What Thurman Blevins Family told the Minneapolis Mayor Jacob Frey, and how he responded

"Did you deescalate something or did you escalate something?”

Edgar Linares
June 27, 2018 - 6:46 pm

By Edgar Linares


The family of Thurman Blevins, the man shot by two Minneapolis Police officers last Saturday, confronted Mayor Jacob Frey and city leaders in dramatic testimony at City Hall on Wednesday.  

“We are devastated and very hurt, very hurt,” said Sydnee Brown, Blevins’ cousin as she broke into tears.

Blevins, 31, was shot by police in an alleyway after a foot chase. Authorities say the officers — Ryan Kelly and Justin Schmidt — were responding to reports of a man firing a gun outside.

She said urged people not to judge Blevins for his past.

“He worked hard. He was a good father, he was a good neighbor. He was a good man, despite whatever you want to pull up on him. And I’m here to let the world know that -- he was a good man."

Brown said she was concerned with how the officers initially approached Blevins as he sat on the curb with his girlfriend.

“Whatever they did that led him to say, OK I need to run and hit this block, he was afraid, and it’s not rocket science to figure that out,” she said.

It was a concern echoed by Vanessa Anderson, the mother of Blevins two oldest children.

“What my concern is, even for my children, is the approach. Did you de-escalate something, or did you escalate something?"

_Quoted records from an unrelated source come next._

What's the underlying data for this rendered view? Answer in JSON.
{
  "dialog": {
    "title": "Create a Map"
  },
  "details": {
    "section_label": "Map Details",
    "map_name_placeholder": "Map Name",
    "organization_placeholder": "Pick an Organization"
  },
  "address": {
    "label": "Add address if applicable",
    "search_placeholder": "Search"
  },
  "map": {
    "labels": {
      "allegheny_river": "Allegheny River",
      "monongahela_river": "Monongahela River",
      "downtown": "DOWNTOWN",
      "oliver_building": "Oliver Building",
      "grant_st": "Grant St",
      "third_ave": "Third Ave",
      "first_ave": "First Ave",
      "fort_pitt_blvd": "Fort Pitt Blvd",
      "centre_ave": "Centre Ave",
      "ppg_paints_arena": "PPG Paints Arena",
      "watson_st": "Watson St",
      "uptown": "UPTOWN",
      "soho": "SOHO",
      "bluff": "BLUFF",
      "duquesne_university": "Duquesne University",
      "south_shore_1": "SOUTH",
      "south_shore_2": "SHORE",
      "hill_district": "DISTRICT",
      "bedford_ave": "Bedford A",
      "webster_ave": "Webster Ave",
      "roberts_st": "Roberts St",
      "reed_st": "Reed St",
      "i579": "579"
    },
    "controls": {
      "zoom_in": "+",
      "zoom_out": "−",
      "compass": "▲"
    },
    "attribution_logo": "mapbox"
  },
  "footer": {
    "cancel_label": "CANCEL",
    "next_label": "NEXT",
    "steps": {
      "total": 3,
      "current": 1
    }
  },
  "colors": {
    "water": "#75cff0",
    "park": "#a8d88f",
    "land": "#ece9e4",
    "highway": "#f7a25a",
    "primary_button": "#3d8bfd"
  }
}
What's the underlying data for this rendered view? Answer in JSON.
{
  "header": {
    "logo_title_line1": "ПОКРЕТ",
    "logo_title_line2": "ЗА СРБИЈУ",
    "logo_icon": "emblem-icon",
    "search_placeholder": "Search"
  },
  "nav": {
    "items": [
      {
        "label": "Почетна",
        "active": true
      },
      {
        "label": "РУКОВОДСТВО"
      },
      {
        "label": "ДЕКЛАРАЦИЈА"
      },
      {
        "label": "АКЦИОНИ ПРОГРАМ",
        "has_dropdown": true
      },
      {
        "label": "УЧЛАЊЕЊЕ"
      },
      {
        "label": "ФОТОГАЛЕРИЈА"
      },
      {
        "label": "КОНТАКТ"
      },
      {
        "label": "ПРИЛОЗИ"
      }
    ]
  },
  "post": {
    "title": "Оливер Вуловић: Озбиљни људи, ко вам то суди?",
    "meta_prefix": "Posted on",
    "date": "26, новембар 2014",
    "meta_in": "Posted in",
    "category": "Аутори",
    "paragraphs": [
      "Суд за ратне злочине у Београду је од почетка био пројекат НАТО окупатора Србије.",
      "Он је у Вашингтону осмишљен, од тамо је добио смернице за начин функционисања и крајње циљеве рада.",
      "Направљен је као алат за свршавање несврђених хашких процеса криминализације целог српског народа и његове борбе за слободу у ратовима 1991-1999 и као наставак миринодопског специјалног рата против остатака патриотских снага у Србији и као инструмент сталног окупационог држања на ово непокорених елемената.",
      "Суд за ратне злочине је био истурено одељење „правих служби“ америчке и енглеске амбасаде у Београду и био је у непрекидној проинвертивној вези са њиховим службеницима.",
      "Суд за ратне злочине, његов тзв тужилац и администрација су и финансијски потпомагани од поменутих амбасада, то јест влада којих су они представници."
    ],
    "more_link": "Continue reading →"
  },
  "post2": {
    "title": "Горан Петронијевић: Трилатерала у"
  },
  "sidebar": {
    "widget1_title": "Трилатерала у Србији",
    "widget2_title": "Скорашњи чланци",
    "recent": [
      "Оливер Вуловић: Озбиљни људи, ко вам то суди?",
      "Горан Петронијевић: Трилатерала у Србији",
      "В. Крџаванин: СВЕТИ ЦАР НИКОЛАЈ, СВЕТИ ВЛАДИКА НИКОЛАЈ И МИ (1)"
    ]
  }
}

“The end result, whether or not he had a gun in that alley, I don’t care about that. I want to know why police took it upon themselves to jump out of that car so aggressively, with a woman there, and a little baby, in a community, people outside, with their pistols drawn?

Listen to segments of Brown and Anderson said here:

Frey responded to the Blevins family by first apologizing and then telling them he plans to release the police footage, only after they’ve been consulted.

“Talking to the family before we release the footage and hearing about your wishes, I think is really the first step in all of this, because you’re the ones experiencing the greatest level of pain right now,” Frey said.

Frey also said hearing the comments from the Blevins family and the public can sometimes be uncomfortable, but said he thinks it’s good for him to hear. He also added that the videos would be released sooner than later.

“We’re not talking about a long period of time here, we're certainly not talking about the four to six months that it often takes,” he said.

Listen to his full response here:

Authorities say the officers — Ryan Kelly and Justin Schmidt — were responding to reports of a man firing a gun outside. Lt. Bob Kroll, the head of the police union, has said  that Blevins refused orders to drop the gun and pulled it out before he was shoot.

Other notes from Wednesday's meeting:

Dave Picking from Minneapolis said one important question to ask is if the officers who shot Blevins saw their own video.

“And will that contaminate their statements or allow them to know what they can say, or what they can’t say,” he said.

Former Minneapolis NAACP president and civil rights attorney Nekima Levy-Pounds said she’s outraged by the shooting. Last Thursday, Levy-Pounds was at City Hall demanding accountability for the officers who directed EMTs to administer ketamine to patients.

“I talked about systemic issues impacting the Minneapolis Police Department and how it shouldn’t take another person being killed before you guys take these matters seriously. Not even two days later we have another person who was killed, not just shot, but gunned down like an animal,” she said.

Council members Cam Gordon voiced his concern about working the Minnesota Bureau of Criminal Apprehension in the past, and added that the council has no oversight on the Minneapolis Police Department due to a charter provision; something he said might need to change.